# [Supplied data]
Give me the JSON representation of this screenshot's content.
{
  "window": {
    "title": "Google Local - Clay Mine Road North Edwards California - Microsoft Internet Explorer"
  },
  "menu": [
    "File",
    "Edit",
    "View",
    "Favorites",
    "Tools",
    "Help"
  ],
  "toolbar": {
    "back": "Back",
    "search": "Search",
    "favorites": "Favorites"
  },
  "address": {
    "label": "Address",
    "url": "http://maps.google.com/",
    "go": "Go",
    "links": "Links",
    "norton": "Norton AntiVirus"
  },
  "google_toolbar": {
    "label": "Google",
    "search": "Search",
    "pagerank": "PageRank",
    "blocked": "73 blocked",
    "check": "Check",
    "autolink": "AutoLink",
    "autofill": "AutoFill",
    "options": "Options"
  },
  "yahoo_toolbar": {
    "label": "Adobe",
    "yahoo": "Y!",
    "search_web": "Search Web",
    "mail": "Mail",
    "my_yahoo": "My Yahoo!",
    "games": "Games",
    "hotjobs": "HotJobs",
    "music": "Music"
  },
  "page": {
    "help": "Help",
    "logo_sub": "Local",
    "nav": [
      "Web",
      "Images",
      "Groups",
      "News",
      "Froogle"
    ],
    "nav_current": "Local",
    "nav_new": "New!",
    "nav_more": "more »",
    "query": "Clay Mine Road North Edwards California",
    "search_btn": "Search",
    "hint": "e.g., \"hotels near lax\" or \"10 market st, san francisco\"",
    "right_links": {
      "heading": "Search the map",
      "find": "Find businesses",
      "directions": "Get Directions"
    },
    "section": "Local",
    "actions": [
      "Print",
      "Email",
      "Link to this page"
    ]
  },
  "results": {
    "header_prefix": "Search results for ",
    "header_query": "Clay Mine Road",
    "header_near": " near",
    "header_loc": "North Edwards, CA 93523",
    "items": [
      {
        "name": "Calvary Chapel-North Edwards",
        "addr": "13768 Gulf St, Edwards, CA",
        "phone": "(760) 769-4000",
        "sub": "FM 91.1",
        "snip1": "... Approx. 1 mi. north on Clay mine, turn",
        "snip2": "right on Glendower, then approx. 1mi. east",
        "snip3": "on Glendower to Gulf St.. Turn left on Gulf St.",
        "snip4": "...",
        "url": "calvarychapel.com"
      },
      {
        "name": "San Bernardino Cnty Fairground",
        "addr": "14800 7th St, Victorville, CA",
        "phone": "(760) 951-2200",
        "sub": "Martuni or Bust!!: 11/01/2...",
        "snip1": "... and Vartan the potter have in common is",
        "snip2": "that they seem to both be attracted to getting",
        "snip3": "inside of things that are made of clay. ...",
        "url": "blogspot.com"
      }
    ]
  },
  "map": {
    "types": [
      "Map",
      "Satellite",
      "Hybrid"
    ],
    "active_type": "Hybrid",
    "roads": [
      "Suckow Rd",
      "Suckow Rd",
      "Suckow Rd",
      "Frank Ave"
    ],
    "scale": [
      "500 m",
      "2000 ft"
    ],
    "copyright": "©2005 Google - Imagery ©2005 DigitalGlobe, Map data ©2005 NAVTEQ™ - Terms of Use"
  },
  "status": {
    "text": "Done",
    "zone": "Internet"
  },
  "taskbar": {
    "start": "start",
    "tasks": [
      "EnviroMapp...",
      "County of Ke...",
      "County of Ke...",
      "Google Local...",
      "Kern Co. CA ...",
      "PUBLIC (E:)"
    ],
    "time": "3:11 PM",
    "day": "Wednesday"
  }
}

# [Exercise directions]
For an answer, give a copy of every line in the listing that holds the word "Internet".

# [Response to this exercise]
    "title": "Google Local - Clay Mine Road North Edwards California - Microsoft Internet Explorer"
    "zone": "Internet"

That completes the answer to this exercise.